An Introduction to the
We recommend reading this introduction before using
CSISS Social Science Archive Search Tool (CSSAST)
The CSISS Social Science Archive Search Tool
(CSSAST) enables a user to locate social data according
to the geographical location of the study. The
process involves three major steps.
first is selection of a location. CSSAST provides
several ways to select a location - checkboxes, map
interface, or typing a name. Checkboxes for countries
are presented in the left frame of the CSSAST Interface.
In the middle frame, the user may choose one or more
countries using an ArcIMS map of the world, and clicking
or dragging the mouse to define a bounding box. Typical
GIS zoom and magnify functions are available using
tool icons in the center frame. The final method
of selection is through typing the desired country
name. To learn more about selecting a location,
consult the instructions in the right frame of the
- Submitting a location invokes the CSSAST search
mechanism. The country list is first converted
into a string-indexed array, and then passed as an
imploded string to the search engine. The CSSAST search
engine is a customized installation of the Thunderstone
Document Retrieval & Management system. This Texis/Webinator
system compares country names against the holdings
of several archives. This process is not an
easy one and some of the limitations of this step
are mentioned below under 'Limitations.'
- Once a country has been selected, and the search
now link has been activated, the left frame is modified
to allow the user to add other search parameters.
This includes entering a keyword or specifying the
archives to be searched.
- The final step is displaying the results.
This consists of a list of the holdings of each archive.
This, in turn, gives the user the opportunity to link
to an abstract of the dataset or to link directly
to the archive's home page. More about the results
is mentioned below under 'What
Your Results Mean.'
CSSAST has two major limiting factors in giving thorough
and accurate results. The more basic of the two challenges
is in the use of metadata schemas. Metadata, or
'data about data' usually consists of a file attached
in some actual or theoretical method to the data that
gives information about the data. Just as a card
in a card catalog of a library describes something about
a book, metadata files describe something about the
data. The ICPSR
has made a concerted effort to establish an internationally
accepted metadata schema for social science data sets.
This is referred to as the Data
Documentation Initiate or DDI. The DDI is
still in its development phase. One of its properties,
"Country", makes it possible for CSISS
to implement a geo-referenced search of DDI archives,
but it is very limited. At present, "Country"
is the only method of identifying the location of the
data. Thus the finest resolution search through
CSSAST is by country. A finer resolution search,
identifying a specific locale or identifying a region
by its geographic coordinates is not currently supported

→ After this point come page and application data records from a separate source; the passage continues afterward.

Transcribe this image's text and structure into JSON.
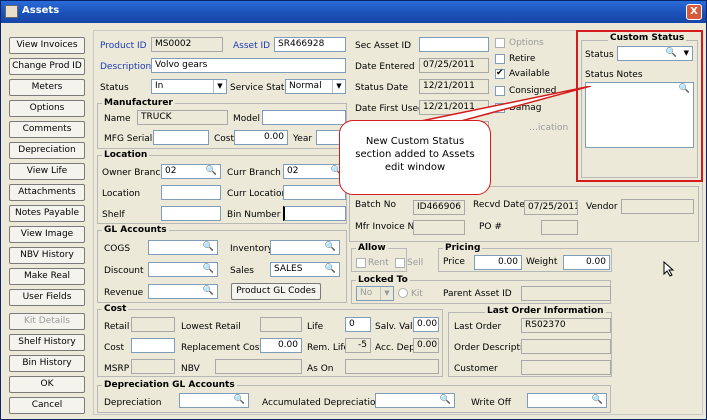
{
  "window": {
    "title": "Assets",
    "close": "X"
  },
  "left_buttons": [
    "View Invoices",
    "Change Prod ID",
    "Meters",
    "Options",
    "Comments",
    "Depreciation",
    "View Life",
    "Attachments",
    "Notes Payable",
    "View Image",
    "NBV History",
    "Make Real",
    "User Fields",
    "Kit Details",
    "Shelf History",
    "Bin History",
    "OK",
    "Cancel"
  ],
  "top": {
    "product_id_label": "Product ID",
    "product_id": "MS0002",
    "asset_id_label": "Asset ID",
    "asset_id": "SR466928",
    "description_label": "Description",
    "description": "Volvo gears",
    "status_label": "Status",
    "status": "In",
    "service_status_label": "Service Status",
    "service_status": "Normal"
  },
  "manufacturer": {
    "title": "Manufacturer",
    "name_label": "Name",
    "name": "TRUCK",
    "model_label": "Model",
    "model": "",
    "serial_label": "MFG Serial#",
    "serial": "",
    "cost_label": "Cost",
    "cost": "0.00",
    "year_label": "Year",
    "year": ""
  },
  "location": {
    "title": "Location",
    "owner_branch_label": "Owner Branch",
    "owner_branch": "02",
    "curr_branch_label": "Curr Branch",
    "curr_branch": "02",
    "location_label": "Location",
    "curr_location_label": "Curr Location",
    "shelf_label": "Shelf",
    "bin_label": "Bin Number"
  },
  "gl": {
    "title": "GL Accounts",
    "cogs_label": "COGS",
    "inventory_label": "Inventory",
    "discount_label": "Discount",
    "sales_label": "Sales",
    "sales": "SALES",
    "revenue_label": "Revenue",
    "product_gl_button": "Product GL Codes"
  },
  "dates": {
    "sec_asset_label": "Sec Asset ID",
    "date_entered_label": "Date Entered",
    "date_entered": "07/25/2011",
    "status_date_label": "Status Date",
    "status_date": "12/21/2011",
    "date_first_used_label": "Date First Used",
    "date_first_used": "12/21/2011"
  },
  "checks": {
    "options": "Options",
    "retire": "Retire",
    "available": "Available",
    "consigned": "Consigned",
    "damaged": "Damag",
    "obscured_label": "…ication"
  },
  "custom_status": {
    "title": "Custom Status",
    "status_label": "Status",
    "notes_label": "Status Notes"
  },
  "callout": {
    "text": "New Custom Status section added to Assets edit window"
  },
  "batch": {
    "batch_label": "Batch No",
    "batch": "ID466906",
    "recvd_label": "Recvd Date",
    "recvd": "07/25/2011",
    "vendor_label": "Vendor",
    "mfr_invoice_label": "Mfr Invoice No",
    "po_label": "PO #"
  },
  "allow": {
    "title": "Allow",
    "rent": "Rent",
    "sell": "Sell"
  },
  "pricing": {
    "title": "Pricing",
    "price_label": "Price",
    "price": "0.00",
    "weight_label": "Weight",
    "weight": "0.00"
  },
  "locked": {
    "title": "Locked To",
    "value": "No",
    "kit_label": "Kit",
    "parent_label": "Parent Asset ID"
  },
  "cost": {
    "title": "Cost",
    "retail_label": "Retail",
    "lowest_retail_label": "Lowest Retail",
    "life_label": "Life",
    "life": "0",
    "salv_label": "Salv. Val",
    "salv": "0.00",
    "cost_label": "Cost",
    "replacement_label": "Replacement Cost",
    "replacement": "0.00",
    "rem_life_label": "Rem. Life",
    "rem_life": "-5",
    "acc_dep_label": "Acc. Dep",
    "acc_dep": "0.00",
    "msrp_label": "MSRP",
    "nbv_label": "NBV",
    "as_on_label": "As On"
  },
  "last_order": {
    "title": "Last Order Information",
    "last_order_label": "Last Order",
    "last_order": "RS02370",
    "desc_label": "Order Description",
    "customer_label": "Customer"
  },
  "dep_gl": {
    "title": "Depreciation GL Accounts",
    "dep_label": "Depreciation",
    "acc_dep_label": "Accumulated Depreciation",
    "write_off_label": "Write Off"
  },
  "colors": {
    "title_bar": "#1a4fb5",
    "highlight": "#d41c1c",
    "label_blue": "#1a3ab8"
  }
}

by the DDI metadata schema. Efforts are being
made to incorporate finer resolution properties in future
drafts of the DDI.
A second challenge is the limited accessibility to on-line

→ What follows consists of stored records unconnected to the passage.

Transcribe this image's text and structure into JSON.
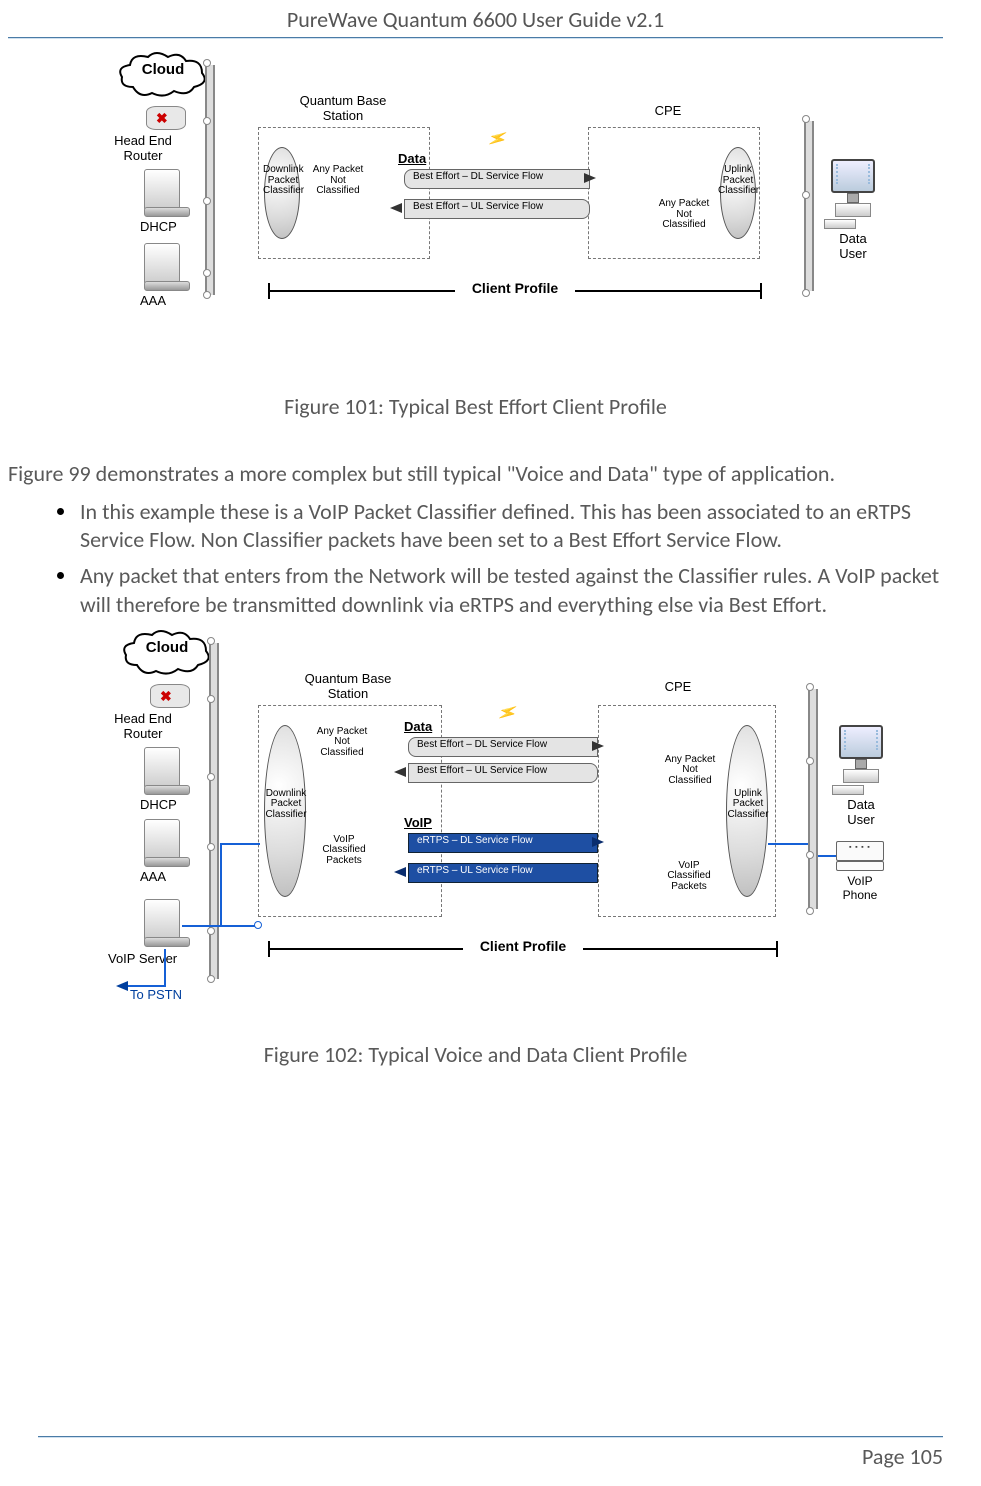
{
  "header": {
    "title": "PureWave Quantum 6600 User Guide v2.1"
  },
  "fig1": {
    "caption": "Figure 101: Typical Best Effort Client Profile",
    "labels": {
      "cloud": "Cloud",
      "head_end_router": "Head End\nRouter",
      "dhcp": "DHCP",
      "aaa": "AAA",
      "quantum": "Quantum Base\nStation",
      "cpe": "CPE",
      "data_hdr": "Data",
      "dl_classifier": "Downlink\nPacket\nClassifier",
      "ul_classifier": "Uplink\nPacket\nClassifier",
      "any_packet": "Any Packet\nNot Classified",
      "flow_be_dl": "Best Effort – DL Service Flow",
      "flow_be_ul": "Best Effort – UL Service Flow",
      "client_profile": "Client Profile",
      "data_user": "Data\nUser"
    }
  },
  "body": {
    "intro": "Figure 99 demonstrates a more complex but still typical \"Voice and Data\" type of application.",
    "bullets": [
      "In this example these is a VoIP Packet Classifier defined. This has been associated to an eRTPS Service Flow. Non Classifier packets have been set to a Best Effort Service Flow.",
      "Any packet that enters from the Network will be tested against the Classifier rules. A VoIP packet will therefore be transmitted downlink via eRTPS and everything else via Best Effort."
    ]
  },
  "fig2": {
    "caption": "Figure 102: Typical Voice and Data Client Profile",
    "labels": {
      "cloud": "Cloud",
      "head_end_router": "Head End\nRouter",
      "dhcp": "DHCP",
      "aaa": "AAA",
      "voip_server": "VoIP Server",
      "to_pstn": "To PSTN",
      "quantum": "Quantum Base\nStation",
      "cpe": "CPE",
      "data_hdr": "Data",
      "voip_hdr": "VoIP",
      "dl_classifier": "Downlink\nPacket\nClassifier",
      "ul_classifier": "Uplink\nPacket\nClassifier",
      "any_packet": "Any Packet\nNot Classified",
      "voip_classified": "VoIP Classified\nPackets",
      "flow_be_dl": "Best Effort – DL Service Flow",
      "flow_be_ul": "Best Effort – UL Service Flow",
      "flow_ertps_dl": "eRTPS – DL Service Flow",
      "flow_ertps_ul": "eRTPS – UL Service Flow",
      "client_profile": "Client Profile",
      "data_user": "Data\nUser",
      "voip_phone": "VoIP\nPhone"
    }
  },
  "footer": {
    "page": "Page 105"
  }
}
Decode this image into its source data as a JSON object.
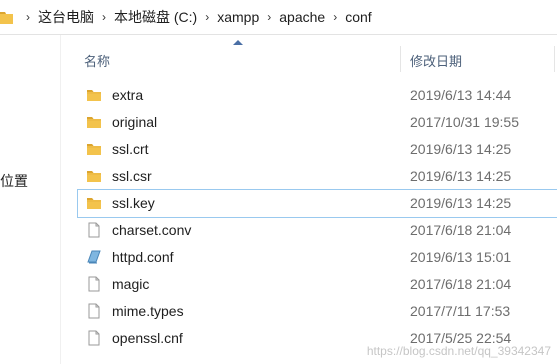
{
  "breadcrumb": [
    "这台电脑",
    "本地磁盘 (C:)",
    "xampp",
    "apache",
    "conf"
  ],
  "breadcrumb_separator": "›",
  "nav_pane": {
    "partial_label": "位置"
  },
  "columns": {
    "name": "名称",
    "date_modified": "修改日期"
  },
  "files": [
    {
      "name": "extra",
      "modified": "2019/6/13 14:44",
      "type": "folder"
    },
    {
      "name": "original",
      "modified": "2017/10/31 19:55",
      "type": "folder"
    },
    {
      "name": "ssl.crt",
      "modified": "2019/6/13 14:25",
      "type": "folder"
    },
    {
      "name": "ssl.csr",
      "modified": "2019/6/13 14:25",
      "type": "folder"
    },
    {
      "name": "ssl.key",
      "modified": "2019/6/13 14:25",
      "type": "folder",
      "selected": true
    },
    {
      "name": "charset.conv",
      "modified": "2017/6/18 21:04",
      "type": "file"
    },
    {
      "name": "httpd.conf",
      "modified": "2019/6/13 15:01",
      "type": "conf-file"
    },
    {
      "name": "magic",
      "modified": "2017/6/18 21:04",
      "type": "file"
    },
    {
      "name": "mime.types",
      "modified": "2017/7/11 17:53",
      "type": "file"
    },
    {
      "name": "openssl.cnf",
      "modified": "2017/5/25 22:54",
      "type": "file"
    }
  ],
  "watermark": "https://blog.csdn.net/qq_39342347",
  "colors": {
    "folder": "#f3c34c",
    "folder_dark": "#dca52f",
    "selection_border": "#99c9ef",
    "header_text": "#4c607a",
    "date_text": "#6d6d6d"
  }
}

metadata of the archive holdings. Although many
archives are using the DDI to organize and access
data, linkage to the actual metadata is not consistently
available to the public. It varies from one archive
to the next. Many archives are inaccessible to the CSISS
search tool. The number of archives that can be
used is thus limited to those archives that use the
DDI and give public access to their metadata
What Your Results
CSSAST enables a user to locate social data according
to keyword and the geographical location of the study.
CSSAST will tell the user which metadata records in
which archives match the specified keyword(s) and location.
While metadata records in the different archives
do differ, they typically include a link to the actual
dataset. It is important to note that different archives
have different access restraints on their holdings.
In some cases, a displayed collection may not be available
to you, or it may only be accessible from your University
and not your home. Future versions of CSSAST will include
information about access restraints. Currently,
it is recommended that the user contact his or her corresponding
institution to determine accessible archives, or contact
the archive directly and investigate data access procedures.
Work in Progress
Although we have advanced greatly from the original
concept of CSSAST, the current tool is still in it's
prototype phase. We are in the process of enhancing
it's usability and increasing it's functionality.
Please revisit these pages to see our latest developments.
If you have any questions or comments in regards to
CSSAST, feel free to contact us at email@example.com